The Sigismund Chapel, a mausoleum erected between 1515–1533 for the King of Poland Sigismund I the Jagiellon at Cracow Cathedral, is universally regarded as the perfect example of High Renaissance architecture north of the Alps. It was designed by Bartolomeo Berrecci who also oversaw its construction and execution of sculptural decoration by a team of Italian and local sculptors. Only a few years younger than Benedetto da Rovezzano (b. 1474), Berrecci presumably took part in the initial stage (1505–1506) of work on the mausoleum of St John Gualbert in Badia di Passignano, probably staying chiefly in the Carrara quarries.

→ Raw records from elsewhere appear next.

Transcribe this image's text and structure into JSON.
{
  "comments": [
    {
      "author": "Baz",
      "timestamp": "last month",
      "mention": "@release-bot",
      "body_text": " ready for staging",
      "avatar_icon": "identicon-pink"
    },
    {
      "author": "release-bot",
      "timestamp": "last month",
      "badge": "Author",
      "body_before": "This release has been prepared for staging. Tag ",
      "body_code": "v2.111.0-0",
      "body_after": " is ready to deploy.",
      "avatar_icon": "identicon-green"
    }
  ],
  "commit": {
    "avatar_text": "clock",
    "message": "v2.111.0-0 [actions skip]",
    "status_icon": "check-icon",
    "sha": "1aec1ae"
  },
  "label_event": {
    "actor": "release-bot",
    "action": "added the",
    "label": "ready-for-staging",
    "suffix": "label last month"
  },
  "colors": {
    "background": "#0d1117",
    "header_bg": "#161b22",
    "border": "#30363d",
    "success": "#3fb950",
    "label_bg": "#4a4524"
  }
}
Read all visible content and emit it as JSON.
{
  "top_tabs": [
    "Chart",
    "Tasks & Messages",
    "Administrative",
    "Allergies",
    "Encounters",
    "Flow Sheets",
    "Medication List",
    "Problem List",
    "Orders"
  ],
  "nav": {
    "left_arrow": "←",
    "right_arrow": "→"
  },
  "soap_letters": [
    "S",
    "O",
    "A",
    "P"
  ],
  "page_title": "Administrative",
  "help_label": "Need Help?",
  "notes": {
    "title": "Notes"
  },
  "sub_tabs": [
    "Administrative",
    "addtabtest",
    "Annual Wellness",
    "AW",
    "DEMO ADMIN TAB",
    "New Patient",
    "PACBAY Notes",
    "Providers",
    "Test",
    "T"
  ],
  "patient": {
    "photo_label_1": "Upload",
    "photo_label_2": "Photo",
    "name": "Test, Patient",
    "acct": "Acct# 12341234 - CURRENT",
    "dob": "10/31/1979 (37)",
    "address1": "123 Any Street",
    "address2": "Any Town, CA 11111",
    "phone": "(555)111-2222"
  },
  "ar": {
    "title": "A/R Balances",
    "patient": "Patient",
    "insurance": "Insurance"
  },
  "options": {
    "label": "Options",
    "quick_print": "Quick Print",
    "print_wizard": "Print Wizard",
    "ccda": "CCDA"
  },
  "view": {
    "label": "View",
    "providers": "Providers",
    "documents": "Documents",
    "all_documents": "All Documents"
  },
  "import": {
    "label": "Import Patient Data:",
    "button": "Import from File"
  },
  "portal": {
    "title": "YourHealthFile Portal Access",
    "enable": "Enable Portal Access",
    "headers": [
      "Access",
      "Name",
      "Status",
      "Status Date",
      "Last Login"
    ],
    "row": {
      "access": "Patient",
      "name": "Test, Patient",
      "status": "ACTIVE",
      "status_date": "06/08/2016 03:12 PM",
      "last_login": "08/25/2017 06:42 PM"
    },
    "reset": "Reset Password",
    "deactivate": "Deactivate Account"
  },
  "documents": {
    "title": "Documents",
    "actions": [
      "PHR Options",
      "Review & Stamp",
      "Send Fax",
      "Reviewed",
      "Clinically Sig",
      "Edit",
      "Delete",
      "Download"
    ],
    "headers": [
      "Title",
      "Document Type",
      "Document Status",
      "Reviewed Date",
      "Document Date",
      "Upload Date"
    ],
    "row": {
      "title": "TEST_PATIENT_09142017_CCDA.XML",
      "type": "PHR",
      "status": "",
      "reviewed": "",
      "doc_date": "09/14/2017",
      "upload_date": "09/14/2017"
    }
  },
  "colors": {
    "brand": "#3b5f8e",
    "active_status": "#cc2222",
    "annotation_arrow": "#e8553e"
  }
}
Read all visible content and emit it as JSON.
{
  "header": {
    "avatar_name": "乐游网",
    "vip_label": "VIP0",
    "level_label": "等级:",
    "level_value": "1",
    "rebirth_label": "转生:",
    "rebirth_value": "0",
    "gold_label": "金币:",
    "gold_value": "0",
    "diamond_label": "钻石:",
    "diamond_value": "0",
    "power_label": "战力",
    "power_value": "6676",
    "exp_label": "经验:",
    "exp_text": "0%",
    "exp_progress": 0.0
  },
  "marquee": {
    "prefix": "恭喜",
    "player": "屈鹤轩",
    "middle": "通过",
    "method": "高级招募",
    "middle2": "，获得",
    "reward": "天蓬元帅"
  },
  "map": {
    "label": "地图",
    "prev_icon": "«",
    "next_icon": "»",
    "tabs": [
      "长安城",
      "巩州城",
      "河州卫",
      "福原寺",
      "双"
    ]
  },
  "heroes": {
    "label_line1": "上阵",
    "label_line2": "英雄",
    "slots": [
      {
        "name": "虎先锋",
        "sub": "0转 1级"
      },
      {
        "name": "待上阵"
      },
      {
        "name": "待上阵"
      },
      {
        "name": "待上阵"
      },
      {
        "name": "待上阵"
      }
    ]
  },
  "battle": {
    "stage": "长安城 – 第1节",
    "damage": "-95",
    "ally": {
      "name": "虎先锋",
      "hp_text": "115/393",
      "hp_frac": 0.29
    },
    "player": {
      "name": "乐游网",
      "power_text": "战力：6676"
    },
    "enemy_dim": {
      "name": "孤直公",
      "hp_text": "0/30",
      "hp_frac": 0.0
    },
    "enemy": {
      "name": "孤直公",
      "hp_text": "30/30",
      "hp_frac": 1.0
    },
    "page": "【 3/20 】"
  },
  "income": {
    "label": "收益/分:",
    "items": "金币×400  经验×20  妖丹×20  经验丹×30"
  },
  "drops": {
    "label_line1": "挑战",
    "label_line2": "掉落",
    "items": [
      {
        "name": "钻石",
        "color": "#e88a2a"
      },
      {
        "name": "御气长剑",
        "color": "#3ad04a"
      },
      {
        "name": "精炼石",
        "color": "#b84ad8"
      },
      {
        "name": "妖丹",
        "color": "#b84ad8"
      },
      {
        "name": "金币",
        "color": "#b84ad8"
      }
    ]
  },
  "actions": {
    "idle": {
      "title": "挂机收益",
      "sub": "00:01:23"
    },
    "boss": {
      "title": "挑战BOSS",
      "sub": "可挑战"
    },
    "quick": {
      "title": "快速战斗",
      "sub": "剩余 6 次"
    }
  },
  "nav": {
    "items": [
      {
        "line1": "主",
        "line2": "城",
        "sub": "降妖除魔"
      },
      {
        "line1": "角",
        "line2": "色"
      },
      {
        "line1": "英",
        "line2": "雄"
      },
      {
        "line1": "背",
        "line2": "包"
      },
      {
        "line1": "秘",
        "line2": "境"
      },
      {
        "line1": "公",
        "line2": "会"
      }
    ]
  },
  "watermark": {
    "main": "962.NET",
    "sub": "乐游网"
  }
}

In all likelihood it was there that he met Michelangelo and became acquainted with the first project of the mausoleum of Julius II and with the master’s sketches for its decoration (familiarity with the motifs and compositional schemes in the ornamental reliefs carved in the two stages of work on the tomb of Julius II is revealed in numerous parts of the Sigismund Chapel’s decoration). Moreover, Berrecci must have known at least some of Sansovino’s and Rovezzano’s designs of reliefs for the Santa Casa in Loreto (1513–1515), while some of Berrecci’s collaborators may have come from the workshops of these two sculptors. Apart from their own artistic backgrounds which should also be traced back to Rome, mainly to Michelangelo’s workshop and the circle of Raphael, the maestro Bartolomeo himself must have already known the art of the Eternal City by 1515. Particularly noteworthy in the chapel’s decoration are several instances of compositional motifs unquestionably borrowed from the Roman works of Raphael and the artists from his circle. Numerous compositional forms and motifs employed in this structure reveal an amazing concurrence with contemporary achievements of Italian, especially Roman, architecture and art, and the wealth of its relief interior decoration is related to the œuvre of such sculptors as Andrea Sansovino, Andrea Ferrucci and Benedetto da Rovezzano. Very few structures, even in contemporary Italy, showed such an accumulation of forms and thematic motifs of antique provenance as the Cracow mausoleum did. Archaeological fidelity in imitating antique motifs and a departure from Vitruvius’s classical principles have their counterparts in Italian works created concurrently with the Sigismund Chapel.